The Alabama Department of Economic and Community Affairs (ADECA) serves as the state’s liaison to the U.S. Census Bureau. Governor Ivey named ADECA Director Kenneth Boswell as chair of the Alabama Counts! 2020 Census Committee. The committee will be divided into subcommittees designed to reach all areas of Alabama. Those subcommittees are: Government, Education, Faith-based Groups, Community-based Groups, Economic Development/Industry, Health Care, Rural and Outreach.
“Governor Ivey and I understand how critical it is that we do everything in our power to ensure Alabamians are ready to be counted in the 2020 Census,” Director Boswell said. “This committee and its subcommittees will bring some of the best and brightest from all sectors of Alabama together to help the state over the next year and a half.”
The Ivey Administration said that the subcommittee chairs will serve as the group’s executive committee and will work with ADECA and the Governor’s Office over the next several weeks to form membership of their subcommittees. The executive committee and its subcommittees will meet regularly in the coming months to develop and implement outreach and education plans targeted to all aspects of Alabama. The committee and ADECA also will work closely with Alabama’s two partnership specialists from the Census Bureau.
The following people will serve as subcommittee chairs:
- Government – U.S. Rep. Robert Aderholt/Paul Housel, District Director for Rep. Aderholt
- Education – Eric Mackey, Superintendent of Alabama Department of Education and Jimmy Baker, Chancellor of Alabama Community College System
- Faith-based Groups – Bishop Kyle Searcy, Lead Pastor of Fresh Anointing House of Worship in Montgomery and Rev. Jay Wolf, Senior Pastor of First Baptist Church Montgomery
- Community-based Groups – Ron Gilbert, Executive Director of Community Action Association of Alabama
- Economic Development/Industry – Steve Spencer, President of Economic Development Partnership of Alabama
- Health Care – Dr. Scott Harris, State Health Officer at Alabama Department of Public Health
- Rural – Paul Pinyan, Executive Director of Alabama Farmers Federation
- Outreach – Kenneth Boswell, ADECA Director and Chair of the Alabama Counts 2020 Census Committee

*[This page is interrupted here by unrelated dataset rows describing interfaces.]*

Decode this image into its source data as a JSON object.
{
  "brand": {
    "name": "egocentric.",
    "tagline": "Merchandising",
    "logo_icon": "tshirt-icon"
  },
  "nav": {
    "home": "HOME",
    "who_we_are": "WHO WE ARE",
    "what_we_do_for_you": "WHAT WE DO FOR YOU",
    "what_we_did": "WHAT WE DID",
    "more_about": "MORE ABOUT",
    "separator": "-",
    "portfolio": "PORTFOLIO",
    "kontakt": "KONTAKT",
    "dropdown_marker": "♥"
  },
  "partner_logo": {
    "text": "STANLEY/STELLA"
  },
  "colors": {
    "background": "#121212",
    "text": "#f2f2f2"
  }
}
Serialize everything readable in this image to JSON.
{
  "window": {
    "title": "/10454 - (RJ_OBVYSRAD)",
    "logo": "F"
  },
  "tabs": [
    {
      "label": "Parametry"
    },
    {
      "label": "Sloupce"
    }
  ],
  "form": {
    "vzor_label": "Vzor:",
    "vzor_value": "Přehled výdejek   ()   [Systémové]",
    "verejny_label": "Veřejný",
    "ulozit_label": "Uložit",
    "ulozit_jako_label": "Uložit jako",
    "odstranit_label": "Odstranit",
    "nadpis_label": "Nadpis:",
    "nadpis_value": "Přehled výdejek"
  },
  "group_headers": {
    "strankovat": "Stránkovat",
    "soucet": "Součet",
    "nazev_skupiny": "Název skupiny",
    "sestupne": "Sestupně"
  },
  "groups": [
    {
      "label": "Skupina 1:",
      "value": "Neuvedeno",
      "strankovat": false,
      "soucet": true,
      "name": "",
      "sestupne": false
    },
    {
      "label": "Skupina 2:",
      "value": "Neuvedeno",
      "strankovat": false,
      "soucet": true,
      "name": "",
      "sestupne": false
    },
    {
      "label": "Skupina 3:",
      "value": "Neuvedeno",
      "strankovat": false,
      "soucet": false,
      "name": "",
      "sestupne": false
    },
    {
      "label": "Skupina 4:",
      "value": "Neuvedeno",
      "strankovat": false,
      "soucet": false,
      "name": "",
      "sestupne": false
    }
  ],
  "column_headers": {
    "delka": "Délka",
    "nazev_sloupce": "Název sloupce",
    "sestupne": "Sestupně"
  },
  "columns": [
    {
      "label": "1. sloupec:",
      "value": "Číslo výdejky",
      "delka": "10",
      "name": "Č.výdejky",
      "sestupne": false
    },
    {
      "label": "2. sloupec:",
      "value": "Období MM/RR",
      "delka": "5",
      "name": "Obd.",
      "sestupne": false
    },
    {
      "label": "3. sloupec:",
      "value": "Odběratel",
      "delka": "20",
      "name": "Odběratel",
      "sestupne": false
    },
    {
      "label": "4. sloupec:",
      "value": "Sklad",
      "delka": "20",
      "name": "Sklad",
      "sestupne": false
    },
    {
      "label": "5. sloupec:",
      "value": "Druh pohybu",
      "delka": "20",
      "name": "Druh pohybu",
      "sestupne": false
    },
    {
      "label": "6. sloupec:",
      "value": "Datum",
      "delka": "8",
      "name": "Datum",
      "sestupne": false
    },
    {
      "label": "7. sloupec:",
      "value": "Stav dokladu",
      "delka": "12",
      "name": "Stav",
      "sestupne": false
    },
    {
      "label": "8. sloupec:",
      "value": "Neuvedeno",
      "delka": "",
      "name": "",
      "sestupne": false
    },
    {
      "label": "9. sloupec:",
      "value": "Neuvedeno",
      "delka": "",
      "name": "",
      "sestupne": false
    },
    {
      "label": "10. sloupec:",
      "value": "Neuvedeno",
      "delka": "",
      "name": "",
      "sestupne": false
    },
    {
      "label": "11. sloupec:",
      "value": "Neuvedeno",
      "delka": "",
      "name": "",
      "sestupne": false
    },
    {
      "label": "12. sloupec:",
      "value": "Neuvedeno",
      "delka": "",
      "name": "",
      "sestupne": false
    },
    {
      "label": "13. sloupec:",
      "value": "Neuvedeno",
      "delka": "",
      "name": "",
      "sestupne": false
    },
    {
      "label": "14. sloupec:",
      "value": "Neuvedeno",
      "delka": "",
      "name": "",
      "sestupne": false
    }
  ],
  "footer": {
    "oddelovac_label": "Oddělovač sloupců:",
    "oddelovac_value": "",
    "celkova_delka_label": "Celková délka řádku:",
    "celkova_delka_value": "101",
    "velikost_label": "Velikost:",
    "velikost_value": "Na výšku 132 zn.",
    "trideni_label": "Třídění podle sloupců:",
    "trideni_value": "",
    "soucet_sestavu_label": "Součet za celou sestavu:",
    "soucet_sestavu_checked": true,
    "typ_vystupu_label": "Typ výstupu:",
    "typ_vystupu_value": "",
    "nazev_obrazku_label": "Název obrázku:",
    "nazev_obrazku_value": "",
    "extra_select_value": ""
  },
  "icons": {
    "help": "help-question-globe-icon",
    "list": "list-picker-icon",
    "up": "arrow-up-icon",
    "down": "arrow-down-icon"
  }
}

ADECA has worked for the past year to help Alabama’s counties and municipalities update the address lists that will be used by the Census Bureau in 2020 to account for new development and other changes.